What the task asks >> All the lines below need retyping exactly, apart from the images.

Data shown >>
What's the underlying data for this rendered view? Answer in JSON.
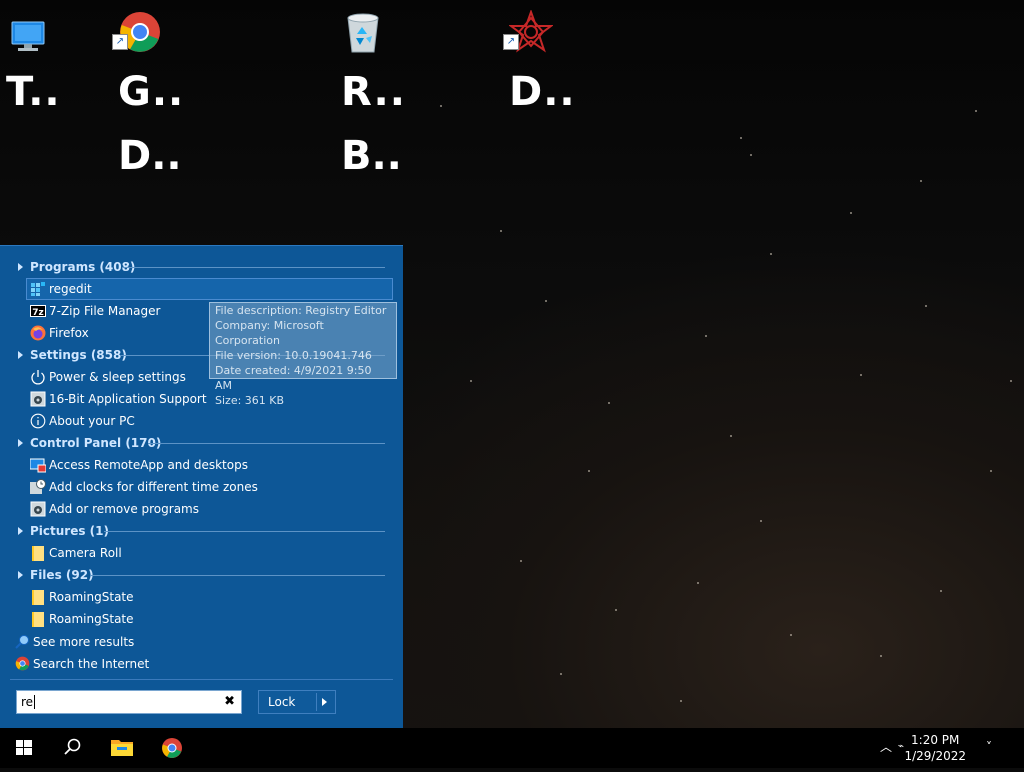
{
  "desktop": {
    "icons": [
      {
        "label": "T..",
        "icon": "this-pc-icon"
      },
      {
        "label": "G..",
        "label2": "D..",
        "icon": "chrome-icon"
      },
      {
        "label": "R..",
        "label2": "B..",
        "icon": "recycle-bin-icon"
      },
      {
        "label": "D..",
        "icon": "app-star-icon"
      }
    ]
  },
  "start_menu": {
    "categories": {
      "programs": "Programs (408)",
      "settings": "Settings (858)",
      "control_panel": "Control Panel (170)",
      "pictures": "Pictures (1)",
      "files": "Files (92)"
    },
    "programs": [
      "regedit",
      "7-Zip File Manager",
      "Firefox"
    ],
    "settings": [
      "Power & sleep settings",
      "16-Bit Application Support",
      "About your PC"
    ],
    "control_panel": [
      "Access RemoteApp and desktops",
      "Add clocks for different time zones",
      "Add or remove programs"
    ],
    "pictures": [
      "Camera Roll"
    ],
    "files": [
      "RoamingState",
      "RoamingState"
    ],
    "see_more": "See more results",
    "search_internet": "Search the Internet",
    "search_value": "re",
    "lock_label": "Lock",
    "tooltip": {
      "description": "File description: Registry Editor",
      "company": "Company: Microsoft Corporation",
      "version": "File version: 10.0.19041.746",
      "created": "Date created: 4/9/2021 9:50 AM",
      "size": "Size: 361 KB"
    }
  },
  "taskbar": {
    "time": "1:20 PM",
    "date": "1/29/2022"
  },
  "colors": {
    "menu_bg": "#0d5797",
    "category_text": "#cfe6ff",
    "taskbar_bg": "#000000"
  }
}
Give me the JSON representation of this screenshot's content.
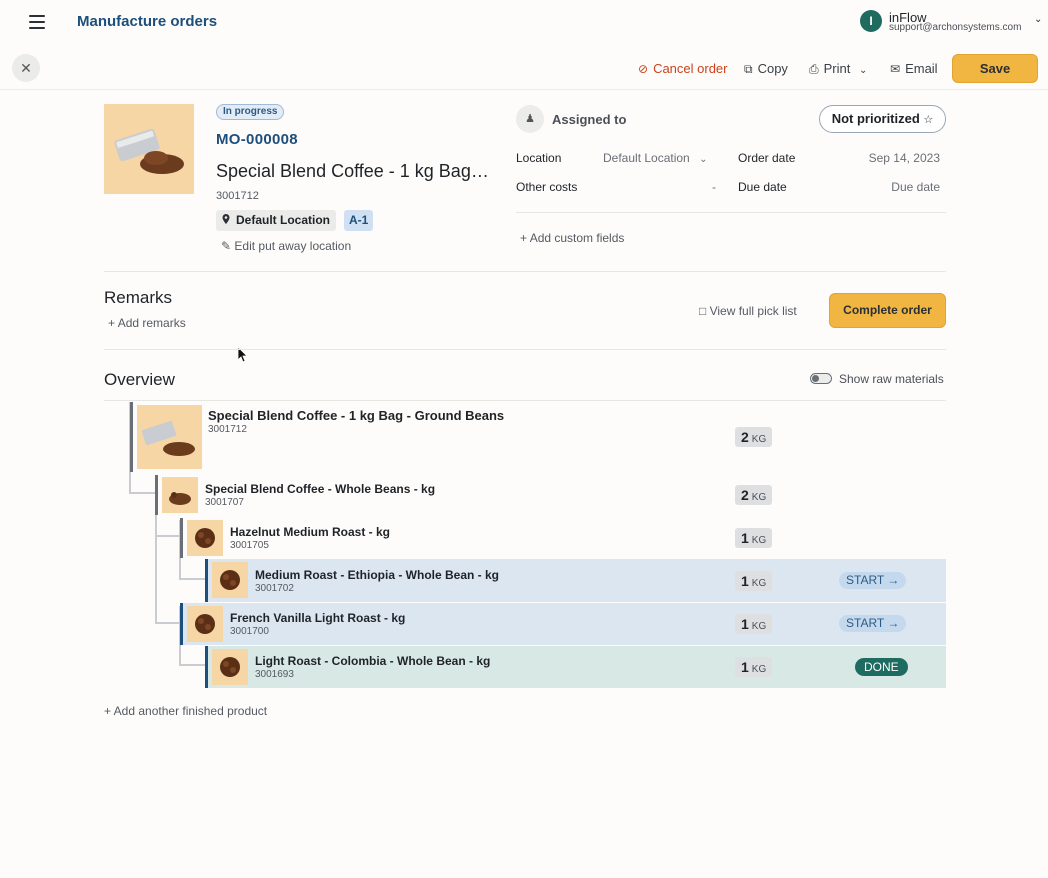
{
  "header": {
    "title": "Manufacture orders",
    "user_initial": "I",
    "user_name": "inFlow",
    "user_email": "support@archonsystems.com"
  },
  "toolbar": {
    "cancel_label": "Cancel order",
    "copy_label": "Copy",
    "print_label": "Print",
    "email_label": "Email",
    "save_label": "Save"
  },
  "order": {
    "status": "In progress",
    "number": "MO-000008",
    "product_name": "Special Blend Coffee - 1 kg Bag - Ground Beans",
    "sku": "3001712",
    "location": "Default Location",
    "sublocation": "A-1",
    "edit_putaway": "Edit put away location",
    "assigned_to_label": "Assigned to",
    "priority": "Not prioritized",
    "location_label": "Location",
    "location_value": "Default Location",
    "order_date_label": "Order date",
    "order_date": "Sep 14, 2023",
    "other_costs_label": "Other costs",
    "other_costs": "-",
    "due_date_label": "Due date",
    "due_date_placeholder": "Due date",
    "add_custom_fields": "Add custom fields"
  },
  "remarks": {
    "title": "Remarks",
    "add_label": "Add remarks",
    "pick_list_label": "View full pick list",
    "complete_label": "Complete order"
  },
  "overview": {
    "title": "Overview",
    "toggle_label": "Show raw materials",
    "rows": [
      {
        "name": "Special Blend Coffee - 1 kg Bag - Ground Beans",
        "sku": "3001712",
        "qty": "2",
        "unit": "KG",
        "action": ""
      },
      {
        "name": "Special Blend Coffee - Whole Beans - kg",
        "sku": "3001707",
        "qty": "2",
        "unit": "KG",
        "action": ""
      },
      {
        "name": "Hazelnut Medium Roast - kg",
        "sku": "3001705",
        "qty": "1",
        "unit": "KG",
        "action": ""
      },
      {
        "name": "Medium Roast - Ethiopia - Whole Bean - kg",
        "sku": "3001702",
        "qty": "1",
        "unit": "KG",
        "action": "START →"
      },
      {
        "name": "French Vanilla Light Roast - kg",
        "sku": "3001700",
        "qty": "1",
        "unit": "KG",
        "action": "START →"
      },
      {
        "name": "Light Roast - Colombia - Whole Bean - kg",
        "sku": "3001693",
        "qty": "1",
        "unit": "KG",
        "action": "DONE"
      }
    ],
    "add_finished_label": "+ Add another finished product"
  },
  "colors": {
    "brand_blue": "#1d4f7c",
    "accent_yellow": "#f1b542",
    "cancel_red": "#c8431c",
    "done_green": "#1e6b62"
  }
}
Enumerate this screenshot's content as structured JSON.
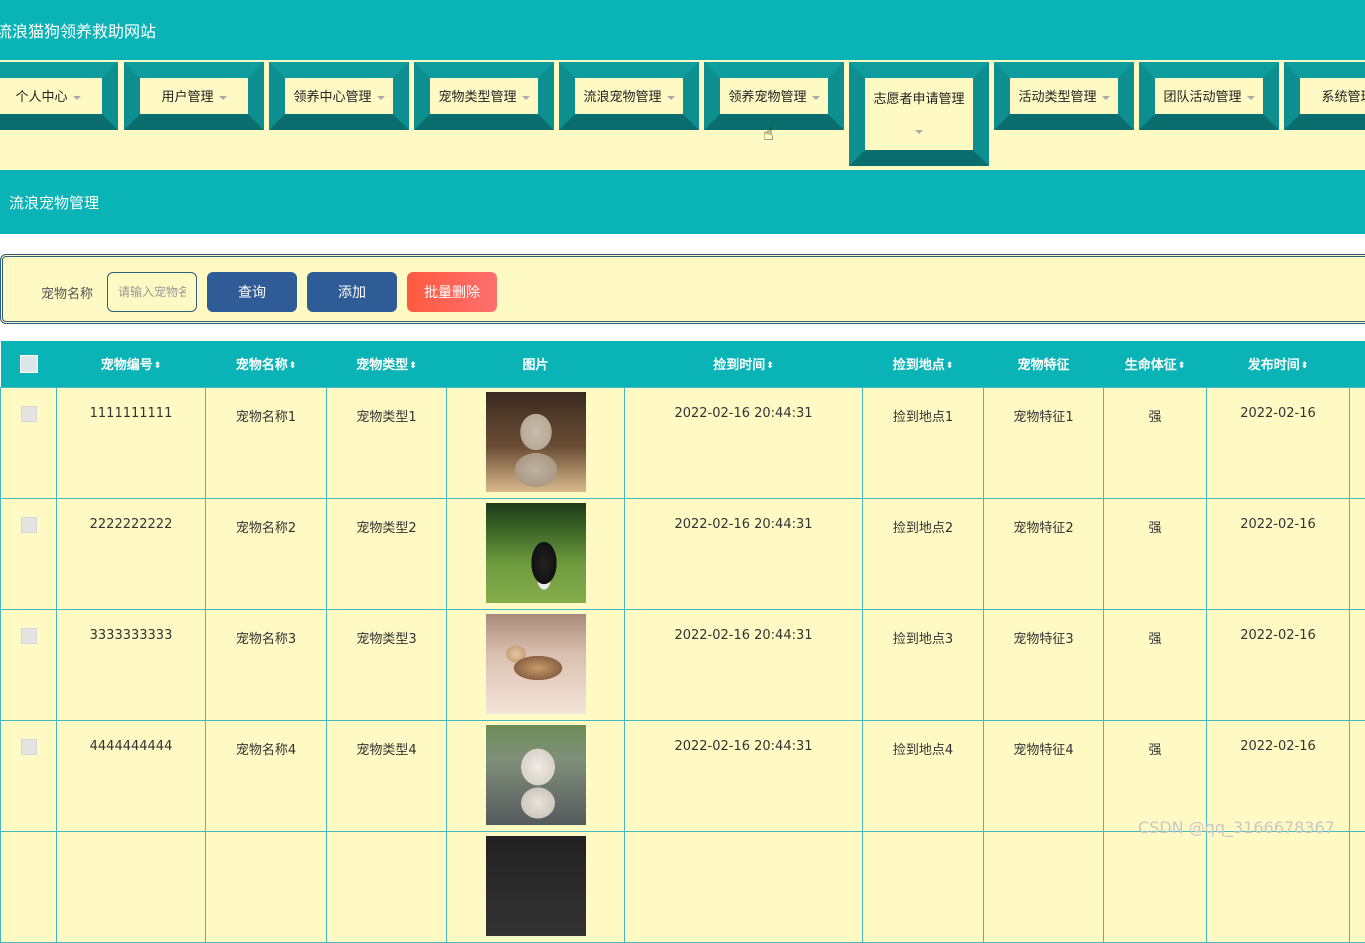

Reply to the task >>
What's the underlying data for this rendered view? Answer in JSON.
{
  "desktop": {
    "icons": [
      {
        "label": "T..",
        "icon": "this-pc-icon"
      },
      {
        "label": "G..",
        "label2": "D..",
        "icon": "chrome-icon"
      },
      {
        "label": "R..",
        "label2": "B..",
        "icon": "recycle-bin-icon"
      },
      {
        "label": "D..",
        "icon": "app-star-icon"
      }
    ]
  },
  "start_menu": {
    "categories": {
      "programs": "Programs (408)",
      "settings": "Settings (858)",
      "control_panel": "Control Panel (170)",
      "pictures": "Pictures (1)",
      "files": "Files (92)"
    },
    "programs": [
      "regedit",
      "7-Zip File Manager",
      "Firefox"
    ],
    "settings": [
      "Power & sleep settings",
      "16-Bit Application Support",
      "About your PC"
    ],
    "control_panel": [
      "Access RemoteApp and desktops",
      "Add clocks for different time zones",
      "Add or remove programs"
    ],
    "pictures": [
      "Camera Roll"
    ],
    "files": [
      "RoamingState",
      "RoamingState"
    ],
    "see_more": "See more results",
    "search_internet": "Search the Internet",
    "search_value": "re",
    "lock_label": "Lock",
    "tooltip": {
      "description": "File description: Registry Editor",
      "company": "Company: Microsoft Corporation",
      "version": "File version: 10.0.19041.746",
      "created": "Date created: 4/9/2021 9:50 AM",
      "size": "Size: 361 KB"
    }
  },
  "taskbar": {
    "time": "1:20 PM",
    "date": "1/29/2022"
  },
  "colors": {
    "menu_bg": "#0d5797",
    "category_text": "#cfe6ff",
    "taskbar_bg": "#000000"
  }
}
Give me the JSON representation of this screenshot's content.
{
  "header": {
    "title": "Manufacture orders",
    "user_initial": "I",
    "user_name": "inFlow",
    "user_email": "support@archonsystems.com"
  },
  "toolbar": {
    "cancel_label": "Cancel order",
    "copy_label": "Copy",
    "print_label": "Print",
    "email_label": "Email",
    "save_label": "Save"
  },
  "order": {
    "status": "In progress",
    "number": "MO-000008",
    "product_name": "Special Blend Coffee - 1 kg Bag - Ground Beans",
    "sku": "3001712",
    "location": "Default Location",
    "sublocation": "A-1",
    "edit_putaway": "Edit put away location",
    "assigned_to_label": "Assigned to",
    "priority": "Not prioritized",
    "location_label": "Location",
    "location_value": "Default Location",
    "order_date_label": "Order date",
    "order_date": "Sep 14, 2023",
    "other_costs_label": "Other costs",
    "other_costs": "-",
    "due_date_label": "Due date",
    "due_date_placeholder": "Due date",
    "add_custom_fields": "Add custom fields"
  },
  "remarks": {
    "title": "Remarks",
    "add_label": "Add remarks",
    "pick_list_label": "View full pick list",
    "complete_label": "Complete order"
  },
  "overview": {
    "title": "Overview",
    "toggle_label": "Show raw materials",
    "rows": [
      {
        "name": "Special Blend Coffee - 1 kg Bag - Ground Beans",
        "sku": "3001712",
        "qty": "2",
        "unit": "KG",
        "action": ""
      },
      {
        "name": "Special Blend Coffee - Whole Beans - kg",
        "sku": "3001707",
        "qty": "2",
        "unit": "KG",
        "action": ""
      },
      {
        "name": "Hazelnut Medium Roast - kg",
        "sku": "3001705",
        "qty": "1",
        "unit": "KG",
        "action": ""
      },
      {
        "name": "Medium Roast - Ethiopia - Whole Bean - kg",
        "sku": "3001702",
        "qty": "1",
        "unit": "KG",
        "action": "START →"
      },
      {
        "name": "French Vanilla Light Roast - kg",
        "sku": "3001700",
        "qty": "1",
        "unit": "KG",
        "action": "START →"
      },
      {
        "name": "Light Roast - Colombia - Whole Bean - kg",
        "sku": "3001693",
        "qty": "1",
        "unit": "KG",
        "action": "DONE"
      }
    ],
    "add_finished_label": "+ Add another finished product"
  },
  "colors": {
    "brand_blue": "#1d4f7c",
    "accent_yellow": "#f1b542",
    "cancel_red": "#c8431c",
    "done_green": "#1e6b62"
  }
}
Enumerate this screenshot's content as structured JSON.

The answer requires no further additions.